It’s the fifth annual Bristol Festival of Literature from 15th to 24th October 2015, and this year we’ve done things a bit differently.
We bought the community together and established an organising committee. We collaborated.
By sharing the responsibility, by allocating roles, by recognising the skills, strengths and time each of us could contribute we’ve pulled it off and created 10 days of literary loveliness in our city.
A valuable lesson I’ve learned in the development of my own business and one that I see people struggling with all the time is the sense that because it’s ‘your thing’ that you are ‘self’ employed you somehow have to do everything yourself.
Longer term, as you get busier and as you start to come to terms with your own limitations, you have to accept that you can’t do it all yourself. I hosted a guest blog by A A Abbott in August about this: Teamwork is Dream Work
The starkest example of how difficult it is to try to do it all yourself is when it comes to marketing and promotion. Until you can break out of your own networks you will always limit what you can achieve.
This happened because of the collective efforts of a team. You need a ‘crowd’ to succeed with crowdfunding and the only way you’ll increase the crowd is by getting everyone else to bring their friends to the party.
There is a diverse and growing community of writers in Bristol, with several writers groups representing and supporting writers across all genres and experience levels. There is an existing and increasingly popular calendar of literary events throughout the year and Bristol Festival of Literature brings these communities of readers, writers and the curious together to raise the profile of the written word as a form of creative expression.

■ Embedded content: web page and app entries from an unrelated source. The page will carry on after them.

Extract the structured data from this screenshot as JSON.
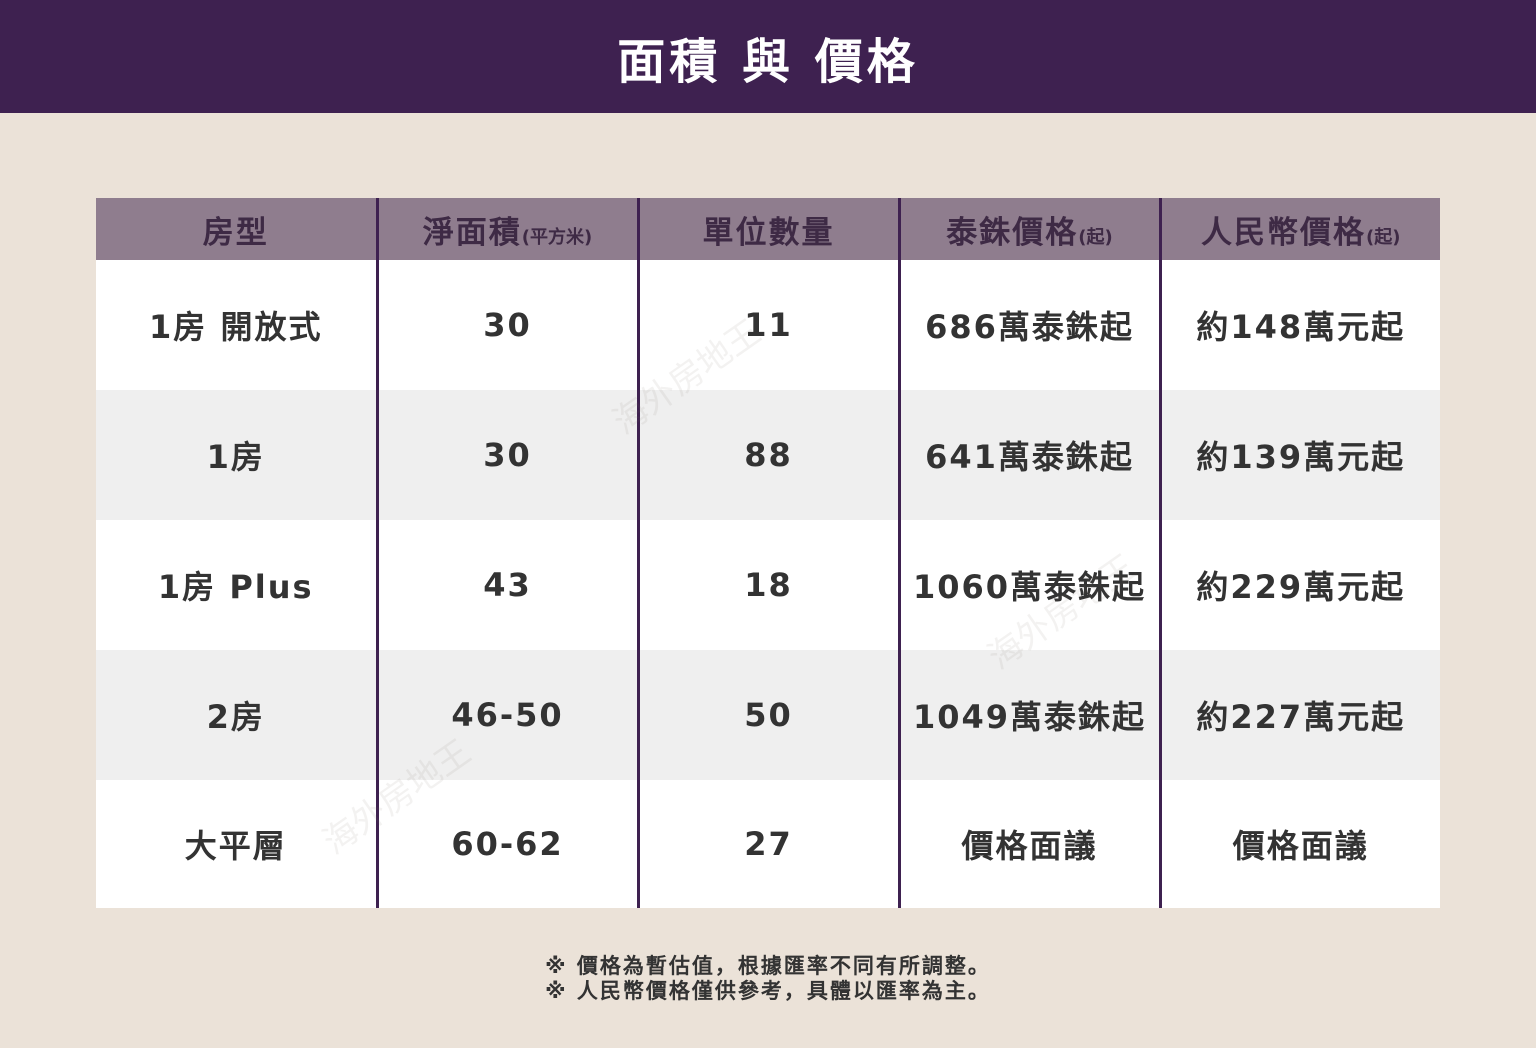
{
  "title": "面積 與 價格",
  "table": {
    "headers": [
      {
        "main": "房型",
        "unit": ""
      },
      {
        "main": "淨面積",
        "unit": "(平方米)"
      },
      {
        "main": "單位數量",
        "unit": ""
      },
      {
        "main": "泰銖價格",
        "unit": "(起)"
      },
      {
        "main": "人民幣價格",
        "unit": "(起)"
      }
    ],
    "rows": [
      [
        "1房 開放式",
        "30",
        "11",
        "686萬泰銖起",
        "約148萬元起"
      ],
      [
        "1房",
        "30",
        "88",
        "641萬泰銖起",
        "約139萬元起"
      ],
      [
        "1房 Plus",
        "43",
        "18",
        "1060萬泰銖起",
        "約229萬元起"
      ],
      [
        "2房",
        "46-50",
        "50",
        "1049萬泰銖起",
        "約227萬元起"
      ],
      [
        "大平層",
        "60-62",
        "27",
        "價格面議",
        "價格面議"
      ]
    ]
  },
  "notes": [
    "※ 價格為暫估值，根據匯率不同有所調整。",
    "※ 人民幣價格僅供參考，具體以匯率為主。"
  ],
  "watermark": "海外房地王"
}
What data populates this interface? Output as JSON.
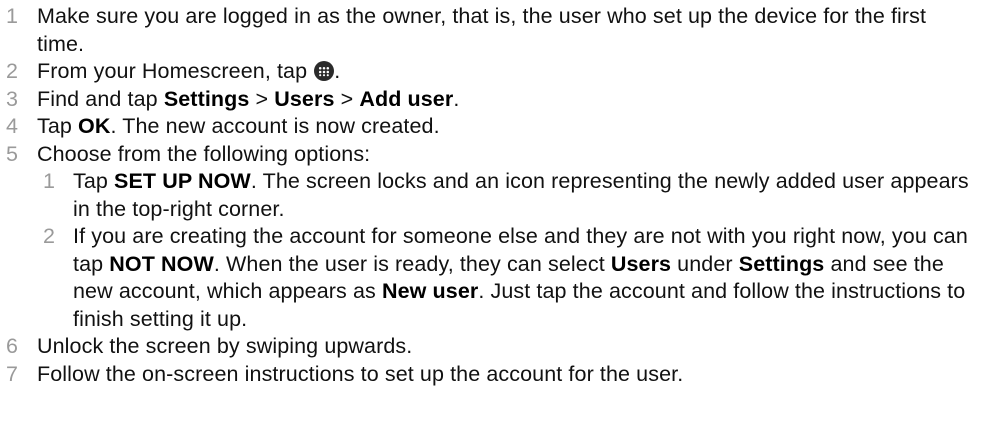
{
  "steps": [
    {
      "number": "1",
      "text": "Make sure you are logged in as the owner, that is, the user who set up the device for the first time."
    },
    {
      "number": "2",
      "text_before": "From your Homescreen, tap ",
      "icon": "apps-grid-icon",
      "text_after": "."
    },
    {
      "number": "3",
      "text_before": "Find and tap ",
      "bold_1": "Settings",
      "sep_1": " > ",
      "bold_2": "Users",
      "sep_2": " > ",
      "bold_3": "Add user",
      "text_after": "."
    },
    {
      "number": "4",
      "text_before": "Tap ",
      "bold_1": "OK",
      "text_after": ". The new account is now created."
    },
    {
      "number": "5",
      "text": "Choose from the following options:",
      "substeps": [
        {
          "number": "1",
          "text_before": "Tap ",
          "bold_1": "SET UP NOW",
          "text_after": ". The screen locks and an icon representing the newly added user appears in the top-right corner."
        },
        {
          "number": "2",
          "text_before": "If you are creating the account for someone else and they are not with you right now, you can tap ",
          "bold_1": "NOT NOW",
          "text_mid_1": ". When the user is ready, they can select ",
          "bold_2": "Users",
          "text_mid_2": " under ",
          "bold_3": "Settings",
          "text_mid_3": " and see the new account, which appears as ",
          "bold_4": "New user",
          "text_after": ". Just tap the account and follow the instructions to finish setting it up."
        }
      ]
    },
    {
      "number": "6",
      "text": "Unlock the screen by swiping upwards."
    },
    {
      "number": "7",
      "text": "Follow the on-screen instructions to set up the account for the user."
    }
  ]
}
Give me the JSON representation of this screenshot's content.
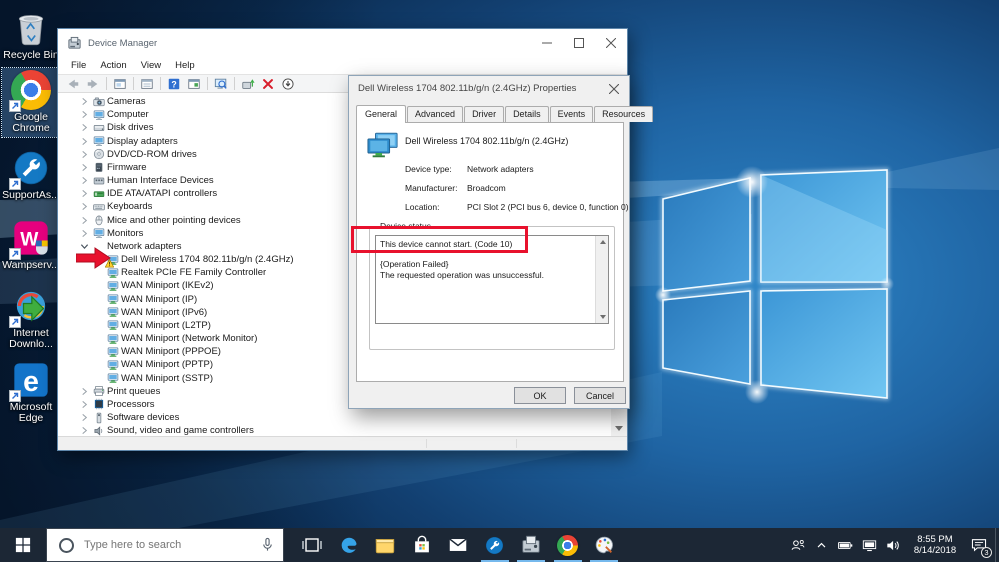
{
  "colors": {
    "accent_underline": "#76b9ed",
    "annotation_red": "#e8112d",
    "taskbar_bg": "#1c2735",
    "selection_blue": "#649bd2"
  },
  "desktop": {
    "icons": [
      {
        "icon": "recycle-bin",
        "label": "Recycle Bin",
        "shortcut": false,
        "selected": false
      },
      {
        "icon": "chrome",
        "label": "Google Chrome",
        "shortcut": true,
        "selected": true
      },
      {
        "icon": "supportassist",
        "label": "SupportAs...",
        "shortcut": true,
        "selected": false
      },
      {
        "icon": "wampserver",
        "label": "Wampserv...",
        "shortcut": true,
        "selected": false
      },
      {
        "icon": "idm",
        "label": "Internet Downlo...",
        "shortcut": true,
        "selected": false
      },
      {
        "icon": "edge",
        "label": "Microsoft Edge",
        "shortcut": true,
        "selected": false
      }
    ]
  },
  "device_manager": {
    "title": "Device Manager",
    "menu_items": [
      "File",
      "Action",
      "View",
      "Help"
    ],
    "toolbar": [
      "back",
      "forward",
      "|",
      "console-tree",
      "|",
      "export-list",
      "|",
      "help",
      "properties",
      "|",
      "scan-hardware-changes",
      "|",
      "update-driver",
      "uninstall-device",
      "disable-device"
    ],
    "tree": [
      {
        "label": "Cameras",
        "icon": "camera",
        "level": 0,
        "state": "collapsed"
      },
      {
        "label": "Computer",
        "icon": "computer",
        "level": 0,
        "state": "collapsed"
      },
      {
        "label": "Disk drives",
        "icon": "disk",
        "level": 0,
        "state": "collapsed"
      },
      {
        "label": "Display adapters",
        "icon": "display",
        "level": 0,
        "state": "collapsed"
      },
      {
        "label": "DVD/CD-ROM drives",
        "icon": "dvd",
        "level": 0,
        "state": "collapsed"
      },
      {
        "label": "Firmware",
        "icon": "firmware",
        "level": 0,
        "state": "collapsed"
      },
      {
        "label": "Human Interface Devices",
        "icon": "hid",
        "level": 0,
        "state": "collapsed"
      },
      {
        "label": "IDE ATA/ATAPI controllers",
        "icon": "ide",
        "level": 0,
        "state": "collapsed"
      },
      {
        "label": "Keyboards",
        "icon": "keyboard",
        "level": 0,
        "state": "collapsed"
      },
      {
        "label": "Mice and other pointing devices",
        "icon": "mouse",
        "level": 0,
        "state": "collapsed"
      },
      {
        "label": "Monitors",
        "icon": "monitor",
        "level": 0,
        "state": "collapsed"
      },
      {
        "label": "Network adapters",
        "icon": "network",
        "level": 0,
        "state": "expanded"
      },
      {
        "label": "Dell Wireless 1704 802.11b/g/n (2.4GHz)",
        "icon": "netadapter",
        "level": 1,
        "state": "none",
        "warning": true,
        "annotated": true
      },
      {
        "label": "Realtek PCIe FE Family Controller",
        "icon": "netadapter",
        "level": 1,
        "state": "none"
      },
      {
        "label": "WAN Miniport (IKEv2)",
        "icon": "netadapter",
        "level": 1,
        "state": "none"
      },
      {
        "label": "WAN Miniport (IP)",
        "icon": "netadapter",
        "level": 1,
        "state": "none"
      },
      {
        "label": "WAN Miniport (IPv6)",
        "icon": "netadapter",
        "level": 1,
        "state": "none"
      },
      {
        "label": "WAN Miniport (L2TP)",
        "icon": "netadapter",
        "level": 1,
        "state": "none"
      },
      {
        "label": "WAN Miniport (Network Monitor)",
        "icon": "netadapter",
        "level": 1,
        "state": "none"
      },
      {
        "label": "WAN Miniport (PPPOE)",
        "icon": "netadapter",
        "level": 1,
        "state": "none"
      },
      {
        "label": "WAN Miniport (PPTP)",
        "icon": "netadapter",
        "level": 1,
        "state": "none"
      },
      {
        "label": "WAN Miniport (SSTP)",
        "icon": "netadapter",
        "level": 1,
        "state": "none"
      },
      {
        "label": "Print queues",
        "icon": "printer",
        "level": 0,
        "state": "collapsed"
      },
      {
        "label": "Processors",
        "icon": "processor",
        "level": 0,
        "state": "collapsed"
      },
      {
        "label": "Software devices",
        "icon": "software",
        "level": 0,
        "state": "collapsed"
      },
      {
        "label": "Sound, video and game controllers",
        "icon": "sound",
        "level": 0,
        "state": "collapsed"
      }
    ]
  },
  "dialog": {
    "title": "Dell Wireless 1704 802.11b/g/n (2.4GHz) Properties",
    "tabs": [
      {
        "label": "General",
        "active": true
      },
      {
        "label": "Advanced",
        "active": false
      },
      {
        "label": "Driver",
        "active": false
      },
      {
        "label": "Details",
        "active": false
      },
      {
        "label": "Events",
        "active": false
      },
      {
        "label": "Resources",
        "active": false
      }
    ],
    "device_name": "Dell Wireless 1704 802.11b/g/n (2.4GHz)",
    "fields": [
      {
        "label": "Device type:",
        "value": "Network adapters"
      },
      {
        "label": "Manufacturer:",
        "value": "Broadcom"
      },
      {
        "label": "Location:",
        "value": "PCI Slot 2 (PCI bus 6, device 0, function 0)"
      }
    ],
    "group_label": "Device status",
    "status_lines": [
      "This device cannot start. (Code 10)",
      "",
      "{Operation Failed}",
      "The requested operation was unsuccessful."
    ],
    "ok_label": "OK",
    "cancel_label": "Cancel"
  },
  "taskbar": {
    "search_placeholder": "Type here to search",
    "apps": [
      {
        "icon": "task-view",
        "running": false
      },
      {
        "icon": "edge",
        "running": false
      },
      {
        "icon": "file-explorer",
        "running": false
      },
      {
        "icon": "store",
        "running": false
      },
      {
        "icon": "mail",
        "running": false
      },
      {
        "icon": "supportassist",
        "running": true
      },
      {
        "icon": "device-manager",
        "running": true
      },
      {
        "icon": "chrome",
        "running": true
      },
      {
        "icon": "paint-3d",
        "running": true
      }
    ],
    "tray_icons": [
      "people",
      "chevron-up",
      "battery",
      "network",
      "volume"
    ],
    "clock": {
      "time": "8:55 PM",
      "date": "8/14/2018"
    },
    "action_center_badge": "3"
  }
}
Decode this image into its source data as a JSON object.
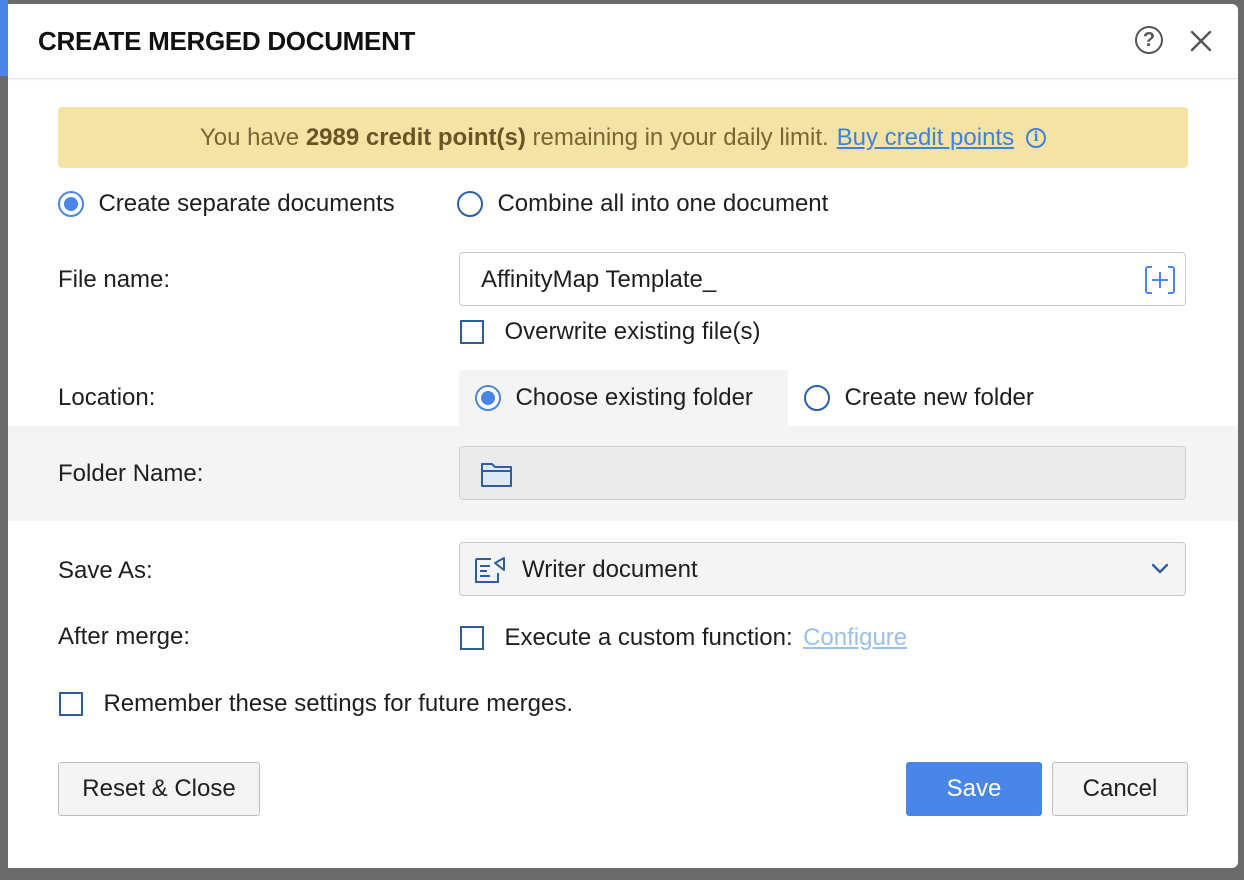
{
  "dialog": {
    "title": "CREATE MERGED DOCUMENT",
    "help_glyph": "?",
    "close_glyph": "×"
  },
  "banner": {
    "prefix": "You have",
    "credits": "2989 credit point(s)",
    "suffix": "remaining in your daily limit.",
    "link": "Buy credit points",
    "info_glyph": "i"
  },
  "output_mode": {
    "separate": "Create separate documents",
    "combine": "Combine all into one document",
    "selected": "separate"
  },
  "file_name": {
    "label": "File name:",
    "value": "AffinityMap Template_",
    "overwrite_label": "Overwrite existing file(s)",
    "overwrite_checked": false
  },
  "location": {
    "label": "Location:",
    "existing": "Choose existing folder",
    "new": "Create new folder",
    "selected": "existing"
  },
  "folder": {
    "label": "Folder Name:",
    "value": ""
  },
  "save_as": {
    "label": "Save As:",
    "value": "Writer document"
  },
  "after_merge": {
    "label": "After merge:",
    "option": "Execute a custom function:",
    "configure": "Configure",
    "checked": false
  },
  "remember": {
    "label": "Remember these settings for future merges.",
    "checked": false
  },
  "buttons": {
    "reset": "Reset & Close",
    "save": "Save",
    "cancel": "Cancel"
  },
  "colors": {
    "accent": "#4a86e8",
    "banner_bg": "#f5e3a6",
    "banner_text": "#7b6432",
    "link": "#3e82e0"
  },
  "icons": [
    "help-icon",
    "close-icon",
    "info-icon",
    "insert-field-icon",
    "folder-icon",
    "writer-doc-icon",
    "chevron-down-icon"
  ]
}
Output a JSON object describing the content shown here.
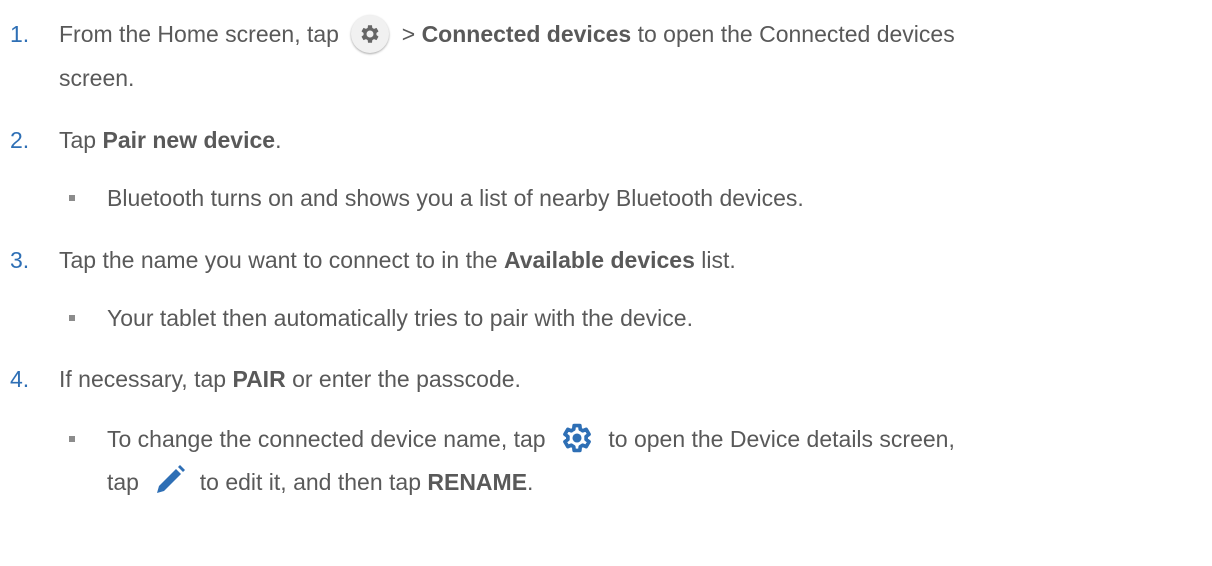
{
  "steps": [
    {
      "number": "1.",
      "prefix": "From the Home screen, tap",
      "icon": "gear-icon",
      "mid": " > ",
      "bold": "Connected devices",
      "suffix": " to open the Connected devices",
      "line2": "screen."
    },
    {
      "number": "2.",
      "prefix": "Tap ",
      "bold": "Pair new device",
      "suffix": ".",
      "bullet": "Bluetooth turns on and shows you a list of nearby Bluetooth devices."
    },
    {
      "number": "3.",
      "prefix": "Tap the name you want to connect to in the ",
      "bold": "Available devices",
      "suffix": " list.",
      "bullet": "Your tablet then automatically tries to pair with the device."
    },
    {
      "number": "4.",
      "prefix": "If necessary, tap ",
      "bold": "PAIR",
      "suffix": " or enter the passcode.",
      "bullet": {
        "a": "To change the connected device name, tap ",
        "icon1": "settings-gear-icon",
        "b": " to open the Device details screen,",
        "c": "tap ",
        "icon2": "pencil-icon",
        "d": " to edit it, and then tap ",
        "bold": "RENAME",
        "e": "."
      }
    }
  ],
  "colors": {
    "text": "#595959",
    "number": "#2e6fb5",
    "icon_blue": "#2e6fb5"
  }
}
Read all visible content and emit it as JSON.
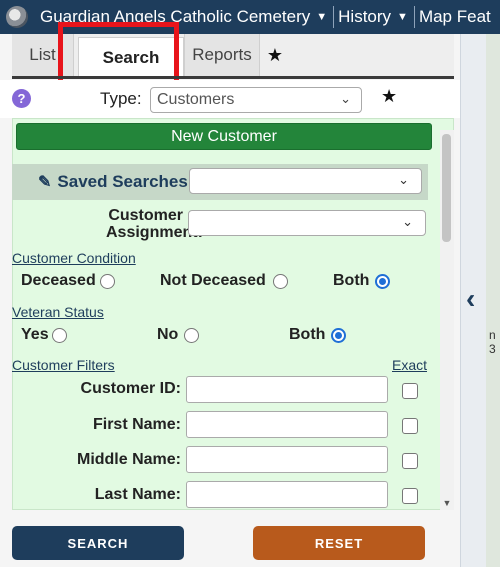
{
  "topbar": {
    "app_name": "Guardian Angels Catholic Cemetery",
    "history": "History",
    "map_features": "Map Feat"
  },
  "tabs": {
    "list": "List",
    "search": "Search",
    "reports": "Reports",
    "star": "★"
  },
  "type_row": {
    "help": "?",
    "label": "Type:",
    "value": "Customers",
    "star": "★"
  },
  "panel": {
    "new_customer": "New Customer",
    "saved_searches": "Saved Searches:",
    "customer_assignment_1": "Customer",
    "customer_assignment_2": "Assignment:",
    "customer_condition": {
      "title": "Customer Condition",
      "options": [
        "Deceased",
        "Not Deceased",
        "Both"
      ],
      "selected": "Both"
    },
    "veteran_status": {
      "title": "Veteran Status",
      "options": [
        "Yes",
        "No",
        "Both"
      ],
      "selected": "Both"
    },
    "customer_filters": "Customer Filters",
    "exact": "Exact",
    "fields": [
      "Customer ID:",
      "First Name:",
      "Middle Name:",
      "Last Name:"
    ]
  },
  "buttons": {
    "search": "SEARCH",
    "reset": "RESET"
  },
  "map_edge": {
    "fragment_1": "n",
    "fragment_2": "3"
  },
  "colors": {
    "nav": "#1e3d5c",
    "new_customer": "#23853a",
    "panel": "#e2fae2",
    "reset": "#b85a1c",
    "highlight": "#e8141b",
    "radio_selected": "#1f6fd6"
  }
}
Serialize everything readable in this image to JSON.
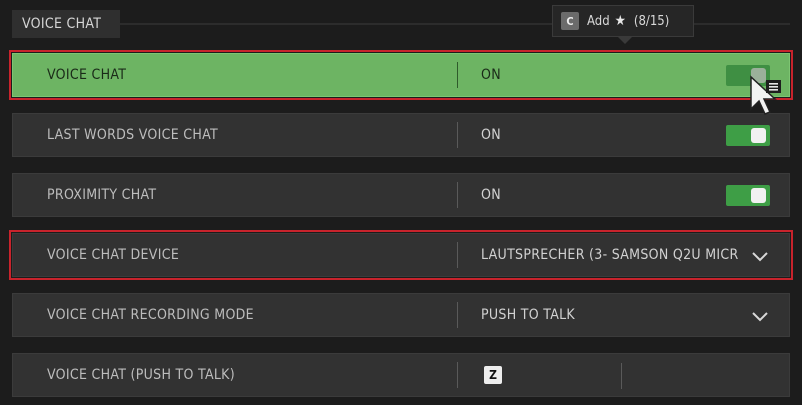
{
  "section": {
    "title": "VOICE CHAT"
  },
  "tooltip": {
    "key": "C",
    "text": "Add",
    "star": "★",
    "count": "(8/15)"
  },
  "rows": [
    {
      "label": "VOICE CHAT",
      "value": "ON",
      "control": "toggle",
      "state": "on"
    },
    {
      "label": "LAST WORDS VOICE CHAT",
      "value": "ON",
      "control": "toggle",
      "state": "on"
    },
    {
      "label": "PROXIMITY CHAT",
      "value": "ON",
      "control": "toggle",
      "state": "on"
    },
    {
      "label": "VOICE CHAT DEVICE",
      "value": "LAUTSPRECHER (3- SAMSON Q2U MICR",
      "control": "dropdown"
    },
    {
      "label": "VOICE CHAT RECORDING MODE",
      "value": "PUSH TO TALK",
      "control": "dropdown"
    },
    {
      "label": "VOICE CHAT (PUSH TO TALK)",
      "key": "Z",
      "control": "keybind"
    }
  ],
  "colors": {
    "highlight": "#6db463",
    "toggle_on": "#3e9e46",
    "outline": "#c8232c",
    "background": "#1c1c1c"
  }
}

Here are just a few of the groups and events already happening throughout the year in Bristol:
…To name but a few.
A highlight for me of this years festival was the 3 day takeover over the Bristol Green Capital 2015 Lab space on the 16th, 17th and 18th October.
On Friday 16th we welcomed Morag Joss from Moniak Mhor, Scotland’s writing centre for a workshop: ‘Page Fright and how to overcome it.’
In the workshop Morag worked with a group of budding writers with a series of exercises designed to motivate, inspire and bust through the fear of a blank page. Morag said something that really resonated with me:
There is no such thing as writer’s block. The moment you name it and identify it you create it – you become your own block.
On Saturday 17th and Sunday 18th I hosted a book bazaar and seminars.
Writers from various groups across the city had their books for sale at a book fair and we have various speakers take to the stage.
Day 1: Saturday 17th October was all about the craft of writing and one of the speakers was Lucienne Boyce, who write a guest post for me in September on Imagination in the Archives.
Alan Summers, an award winning haiku writer wrote haiku with visitors and we displayed them as bunting around the room
It was great to see all the books written and published by those involved in the festival
Well known local writer Mike Manson gave a talk on confessions of an Indie Publisher
I did a talk too on having a business plan for your book. Here are the 9 top tips I left the audience with:
- You don’t have to do it all yourself – Build a team and expand your network
- Be generous with your time and knowledge so people will say nice things about you. Say nice things about other people and they’ll say nice things about you. That’s the power of word of mouth
- Selling is not selling yourself it’s selling a thing (in this case your book)
- As soon as you release your book into the wild you are a business and you need a plan
- Business is serious but it doesn’t have to be scary. Ask for help, learn about being in business. Take is seriously
- Devote the time and attention to your business it deserves
- The secret to successful marketing is little and often
- You can’t do everything at once, be realistic, set yourself goals and do it one step at a time. Baby steps
- All a customer really wants to know is ‘what’s in it for me’ – always keep your customer (your reader) at the heart of all communication